### Work to be completed
Where a line of the following data contains the string "label", include it in the tally. Report the total alone.

Component data from apps and pages

....

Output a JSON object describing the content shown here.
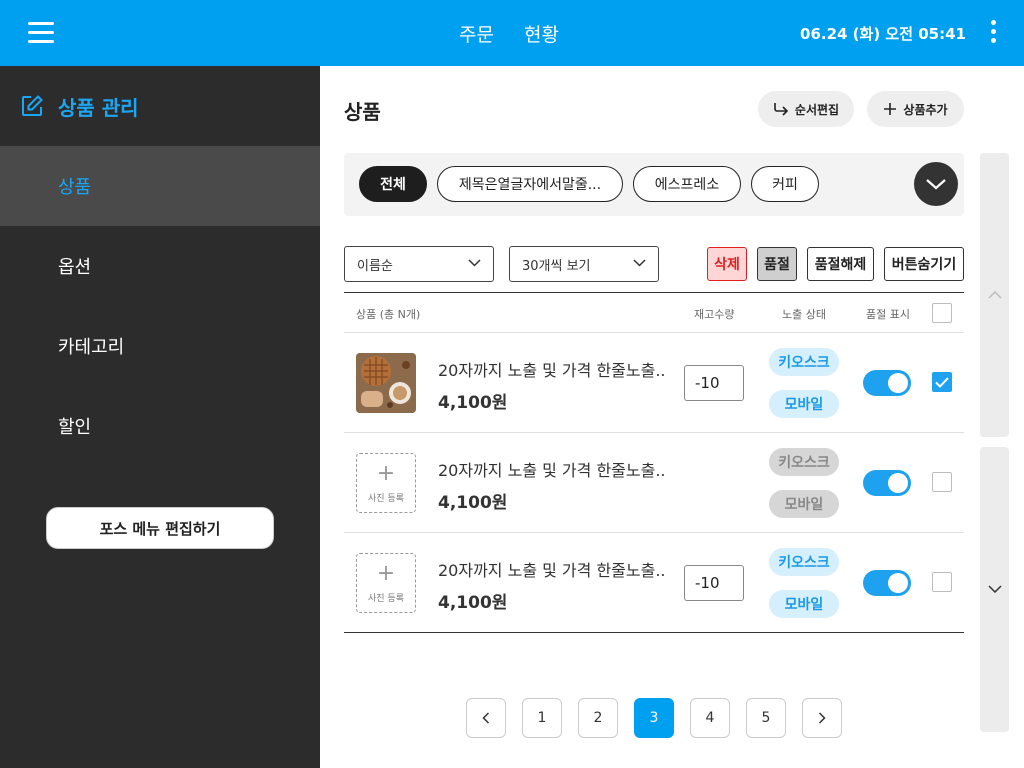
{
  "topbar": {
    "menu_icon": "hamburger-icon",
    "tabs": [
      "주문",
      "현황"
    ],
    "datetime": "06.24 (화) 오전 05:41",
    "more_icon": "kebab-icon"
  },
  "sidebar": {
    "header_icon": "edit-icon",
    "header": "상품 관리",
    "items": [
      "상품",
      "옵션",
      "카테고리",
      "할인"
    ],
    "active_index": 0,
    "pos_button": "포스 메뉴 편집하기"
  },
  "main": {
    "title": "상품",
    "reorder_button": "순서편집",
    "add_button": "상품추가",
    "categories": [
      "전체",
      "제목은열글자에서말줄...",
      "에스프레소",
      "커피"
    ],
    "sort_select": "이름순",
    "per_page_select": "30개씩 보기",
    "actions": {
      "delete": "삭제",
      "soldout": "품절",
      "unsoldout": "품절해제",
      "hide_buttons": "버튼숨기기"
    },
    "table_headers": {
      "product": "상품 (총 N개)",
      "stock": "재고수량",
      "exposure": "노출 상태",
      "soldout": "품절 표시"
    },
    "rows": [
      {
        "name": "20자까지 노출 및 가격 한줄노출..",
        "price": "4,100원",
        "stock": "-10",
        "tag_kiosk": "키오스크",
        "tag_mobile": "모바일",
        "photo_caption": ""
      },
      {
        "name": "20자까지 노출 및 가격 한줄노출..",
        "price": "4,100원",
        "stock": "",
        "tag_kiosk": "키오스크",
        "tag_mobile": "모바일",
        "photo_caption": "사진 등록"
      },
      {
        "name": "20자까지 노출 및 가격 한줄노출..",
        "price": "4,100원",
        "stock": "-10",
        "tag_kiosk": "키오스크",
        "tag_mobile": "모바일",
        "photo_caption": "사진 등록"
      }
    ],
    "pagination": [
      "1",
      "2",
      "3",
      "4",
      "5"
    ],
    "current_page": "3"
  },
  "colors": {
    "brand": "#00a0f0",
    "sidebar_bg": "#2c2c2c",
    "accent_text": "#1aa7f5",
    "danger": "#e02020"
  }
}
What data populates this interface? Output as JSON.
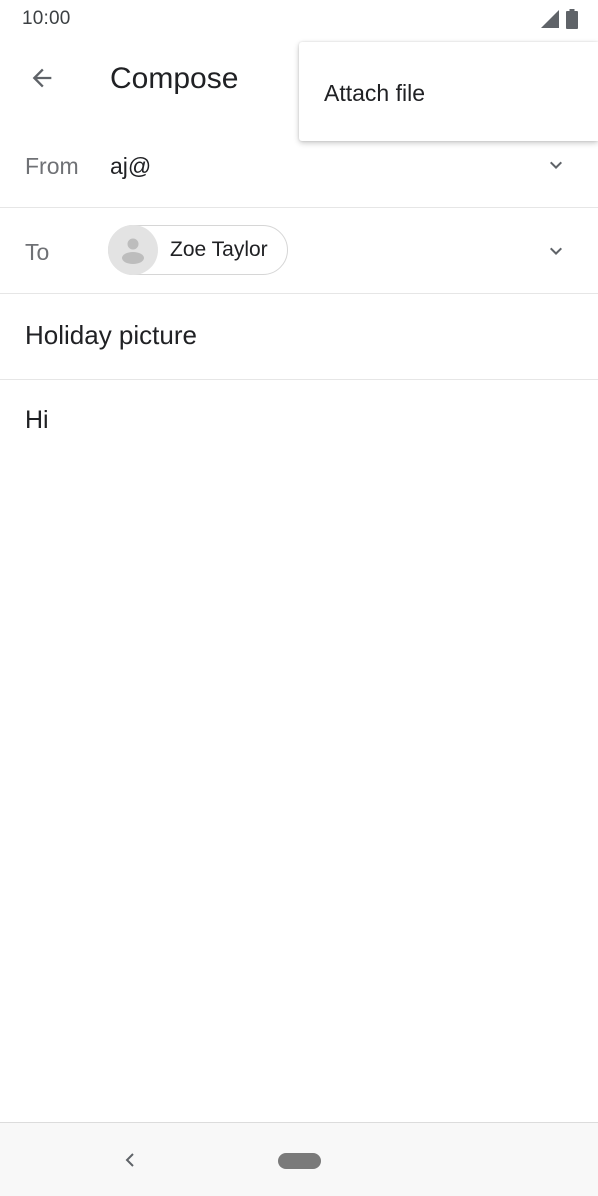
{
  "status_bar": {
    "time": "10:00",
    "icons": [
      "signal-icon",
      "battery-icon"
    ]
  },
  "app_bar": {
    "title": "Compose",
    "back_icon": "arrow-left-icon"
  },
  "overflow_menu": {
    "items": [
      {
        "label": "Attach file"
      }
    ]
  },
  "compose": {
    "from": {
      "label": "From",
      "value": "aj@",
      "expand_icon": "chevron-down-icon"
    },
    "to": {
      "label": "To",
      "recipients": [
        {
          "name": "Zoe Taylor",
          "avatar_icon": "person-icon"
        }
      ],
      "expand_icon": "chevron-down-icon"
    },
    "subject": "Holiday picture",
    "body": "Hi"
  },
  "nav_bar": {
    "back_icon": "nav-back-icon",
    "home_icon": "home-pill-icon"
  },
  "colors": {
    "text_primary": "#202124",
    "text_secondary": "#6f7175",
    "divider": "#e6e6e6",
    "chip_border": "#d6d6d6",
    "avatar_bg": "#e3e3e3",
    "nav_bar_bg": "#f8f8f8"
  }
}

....

### Task solution
3